I wasn't necessarily so interested in the life of Margaret Gelling until I read the following in the Telegraph obit:
"Margaret Gelling revealed the extent to which Anglo-Saxon names were invented by ordinary people and established the myriad connections between place names and features of the local landscape. She established, for example, that the Anglo-Saxon peasant farmer had as many words for "hill" and "valley" as the Inuit has for "snow". Just as importantly, by going out and actually looking at the landscape, she established that none of these was a synonym. Each of the 40-odd different terms which can be translated as "hill", for example, referred to a different size and shape of hill.
The topographical vocabulary of the early Anglo-Saxon settlers was highly nuanced and exact, she argued, because in an age without maps or signposts, the distinctions between a "knoll" and a "creech", a "don" and a "brough" or an "ofer" and an "ora" would have been very important navigational concepts.
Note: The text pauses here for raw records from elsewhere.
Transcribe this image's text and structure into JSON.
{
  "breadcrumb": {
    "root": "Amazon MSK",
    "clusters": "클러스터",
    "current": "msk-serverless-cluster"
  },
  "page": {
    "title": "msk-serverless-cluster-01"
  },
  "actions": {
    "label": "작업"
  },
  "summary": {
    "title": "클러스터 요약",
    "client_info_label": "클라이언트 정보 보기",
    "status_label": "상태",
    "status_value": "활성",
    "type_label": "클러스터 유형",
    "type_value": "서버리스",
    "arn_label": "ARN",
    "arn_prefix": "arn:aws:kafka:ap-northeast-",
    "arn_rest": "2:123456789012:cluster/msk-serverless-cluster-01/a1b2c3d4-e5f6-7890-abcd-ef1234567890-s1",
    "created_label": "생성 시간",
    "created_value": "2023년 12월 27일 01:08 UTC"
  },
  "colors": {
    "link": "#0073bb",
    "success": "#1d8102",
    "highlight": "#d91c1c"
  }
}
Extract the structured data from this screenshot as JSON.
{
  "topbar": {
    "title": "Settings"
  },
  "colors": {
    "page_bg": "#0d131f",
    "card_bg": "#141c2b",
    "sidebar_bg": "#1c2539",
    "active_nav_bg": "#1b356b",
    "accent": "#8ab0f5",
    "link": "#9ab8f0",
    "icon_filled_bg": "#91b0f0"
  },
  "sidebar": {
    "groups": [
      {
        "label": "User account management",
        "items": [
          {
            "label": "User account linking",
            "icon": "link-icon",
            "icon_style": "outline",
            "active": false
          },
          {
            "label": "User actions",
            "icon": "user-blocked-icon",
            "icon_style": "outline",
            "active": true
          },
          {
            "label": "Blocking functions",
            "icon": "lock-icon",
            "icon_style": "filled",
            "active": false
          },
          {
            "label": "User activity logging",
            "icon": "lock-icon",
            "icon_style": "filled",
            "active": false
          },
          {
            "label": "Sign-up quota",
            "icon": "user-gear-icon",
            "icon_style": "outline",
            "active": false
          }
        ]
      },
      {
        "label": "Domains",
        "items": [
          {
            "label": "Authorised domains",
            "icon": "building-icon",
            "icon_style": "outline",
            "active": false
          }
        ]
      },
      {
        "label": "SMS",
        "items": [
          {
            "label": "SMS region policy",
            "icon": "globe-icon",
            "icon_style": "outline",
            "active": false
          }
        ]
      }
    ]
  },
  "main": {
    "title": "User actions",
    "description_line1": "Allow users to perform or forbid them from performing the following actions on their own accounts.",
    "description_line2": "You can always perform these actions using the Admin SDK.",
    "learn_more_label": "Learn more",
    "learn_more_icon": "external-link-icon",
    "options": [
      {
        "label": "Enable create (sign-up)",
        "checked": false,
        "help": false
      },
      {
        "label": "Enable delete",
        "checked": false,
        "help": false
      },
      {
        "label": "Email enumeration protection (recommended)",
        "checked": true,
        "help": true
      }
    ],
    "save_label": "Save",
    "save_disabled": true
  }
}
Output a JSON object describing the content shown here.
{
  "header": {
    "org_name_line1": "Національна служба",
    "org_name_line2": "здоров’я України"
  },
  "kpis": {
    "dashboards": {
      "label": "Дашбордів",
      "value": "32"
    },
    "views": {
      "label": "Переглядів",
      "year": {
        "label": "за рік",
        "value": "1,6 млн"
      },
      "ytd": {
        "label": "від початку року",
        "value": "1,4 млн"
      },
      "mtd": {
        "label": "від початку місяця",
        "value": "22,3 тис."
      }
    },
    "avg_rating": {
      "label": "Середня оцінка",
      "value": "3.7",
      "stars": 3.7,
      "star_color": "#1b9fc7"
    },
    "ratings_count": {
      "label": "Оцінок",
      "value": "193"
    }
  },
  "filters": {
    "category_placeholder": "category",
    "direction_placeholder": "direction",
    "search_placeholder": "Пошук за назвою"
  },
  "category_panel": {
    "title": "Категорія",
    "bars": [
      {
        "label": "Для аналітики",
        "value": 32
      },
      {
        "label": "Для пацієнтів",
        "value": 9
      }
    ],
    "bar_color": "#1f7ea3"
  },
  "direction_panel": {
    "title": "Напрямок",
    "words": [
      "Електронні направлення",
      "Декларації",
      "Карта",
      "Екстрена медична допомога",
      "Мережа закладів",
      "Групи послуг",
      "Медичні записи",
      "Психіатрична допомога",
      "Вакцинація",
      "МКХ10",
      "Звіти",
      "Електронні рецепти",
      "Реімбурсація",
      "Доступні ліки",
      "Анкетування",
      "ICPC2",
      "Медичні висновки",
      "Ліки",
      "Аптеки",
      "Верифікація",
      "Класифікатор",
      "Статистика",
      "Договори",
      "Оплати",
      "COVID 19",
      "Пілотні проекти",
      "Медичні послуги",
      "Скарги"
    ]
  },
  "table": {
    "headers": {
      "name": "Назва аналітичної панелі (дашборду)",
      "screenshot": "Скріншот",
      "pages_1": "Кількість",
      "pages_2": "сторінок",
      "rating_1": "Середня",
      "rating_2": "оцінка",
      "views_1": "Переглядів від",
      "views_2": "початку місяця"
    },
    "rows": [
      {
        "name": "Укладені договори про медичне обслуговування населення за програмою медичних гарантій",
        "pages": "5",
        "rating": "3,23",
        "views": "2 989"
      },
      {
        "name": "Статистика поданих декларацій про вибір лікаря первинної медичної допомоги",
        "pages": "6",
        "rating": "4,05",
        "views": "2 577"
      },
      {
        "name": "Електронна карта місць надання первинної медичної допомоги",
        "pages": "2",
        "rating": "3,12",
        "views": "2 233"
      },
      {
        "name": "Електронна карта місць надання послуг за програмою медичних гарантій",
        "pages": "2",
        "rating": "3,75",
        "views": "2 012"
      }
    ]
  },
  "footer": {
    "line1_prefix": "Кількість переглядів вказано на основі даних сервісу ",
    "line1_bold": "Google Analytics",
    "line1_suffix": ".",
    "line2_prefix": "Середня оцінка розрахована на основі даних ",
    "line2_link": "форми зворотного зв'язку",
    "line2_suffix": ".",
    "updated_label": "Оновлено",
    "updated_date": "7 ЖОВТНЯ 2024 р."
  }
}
As a result of her work, place-name scholars no longer indulge in etymological speculation without looking at the landscape first."
I love the idea that our ancestors knew the shape of the land well enough to fit their language around it. That kind of relationship with one's surroundings is, I think, sorely missing from our life today. I have this bizarre idea that if we were closer to the land, we might treat it better. *sigh*